[Excerpted records]:
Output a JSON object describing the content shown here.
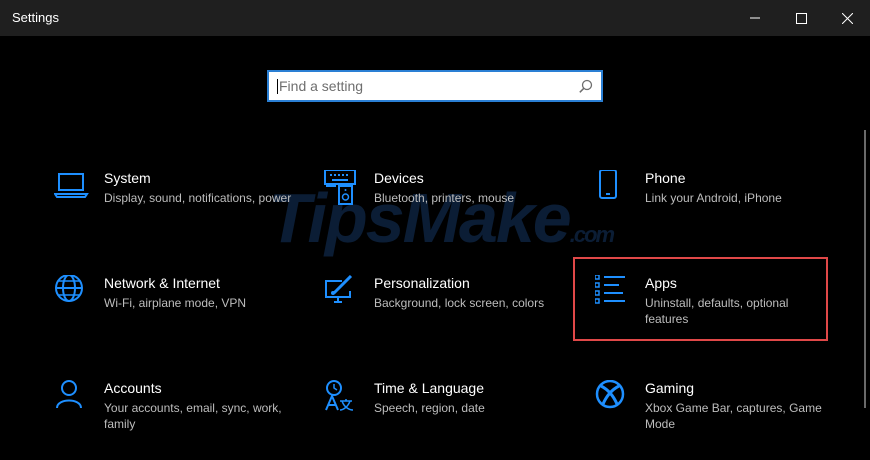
{
  "window": {
    "title": "Settings"
  },
  "search": {
    "placeholder": "Find a setting"
  },
  "watermark": {
    "text": "TipsMake",
    "suffix": ".com"
  },
  "accent_color": "#0078d7",
  "highlight_color": "#e04848",
  "tiles": [
    {
      "name": "System",
      "desc": "Display, sound, notifications, power",
      "icon": "laptop-icon"
    },
    {
      "name": "Devices",
      "desc": "Bluetooth, printers, mouse",
      "icon": "keyboard-speaker-icon"
    },
    {
      "name": "Phone",
      "desc": "Link your Android, iPhone",
      "icon": "phone-icon"
    },
    {
      "name": "Network & Internet",
      "desc": "Wi-Fi, airplane mode, VPN",
      "icon": "globe-icon"
    },
    {
      "name": "Personalization",
      "desc": "Background, lock screen, colors",
      "icon": "monitor-brush-icon"
    },
    {
      "name": "Apps",
      "desc": "Uninstall, defaults, optional features",
      "icon": "apps-list-icon"
    },
    {
      "name": "Accounts",
      "desc": "Your accounts, email, sync, work, family",
      "icon": "person-icon"
    },
    {
      "name": "Time & Language",
      "desc": "Speech, region, date",
      "icon": "time-language-icon"
    },
    {
      "name": "Gaming",
      "desc": "Xbox Game Bar, captures, Game Mode",
      "icon": "xbox-icon"
    }
  ]
}
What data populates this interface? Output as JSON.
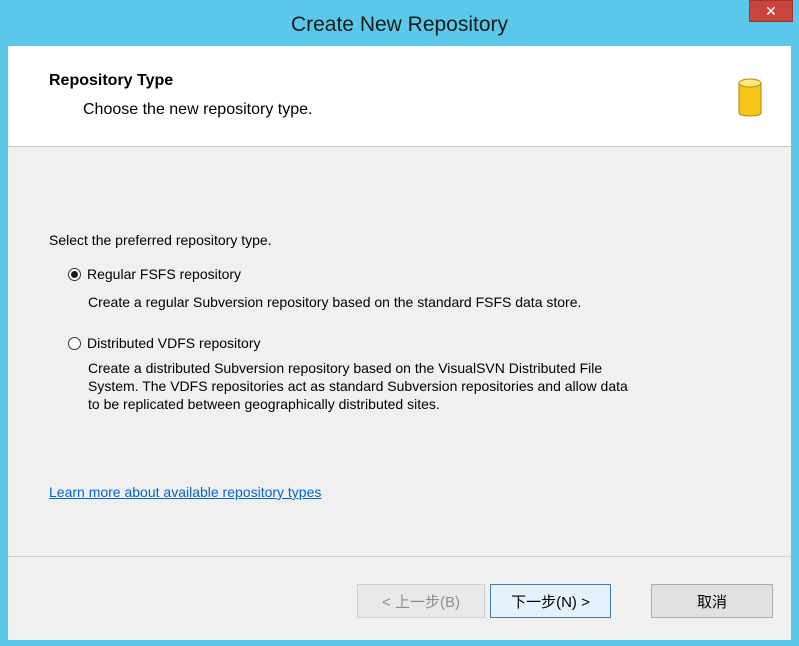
{
  "window": {
    "title": "Create New Repository"
  },
  "header": {
    "title": "Repository Type",
    "subtitle": "Choose the new repository type."
  },
  "content": {
    "prompt": "Select the preferred repository type.",
    "options": [
      {
        "label": "Regular FSFS repository",
        "selected": true,
        "description_lines": [
          "Create a regular Subversion repository based on the standard FSFS data store."
        ]
      },
      {
        "label": "Distributed VDFS repository",
        "selected": false,
        "description_lines": [
          "Create a distributed Subversion repository based on the VisualSVN Distributed File",
          "System. The VDFS repositories act as standard Subversion repositories and allow data",
          "to be replicated between geographically distributed sites."
        ]
      }
    ],
    "learn_more_link": "Learn more about available repository types"
  },
  "buttons": {
    "back": "< 上一步(B)",
    "next": "下一步(N) >",
    "cancel": "取消"
  },
  "icons": {
    "close": "close-icon",
    "repository": "database-icon"
  },
  "colors": {
    "titlebar": "#5bc8ea",
    "close": "#c8453c",
    "link": "#0066cc",
    "db_icon": "#f5c518"
  }
}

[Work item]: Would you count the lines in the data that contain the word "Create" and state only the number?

[Exercise result]: 3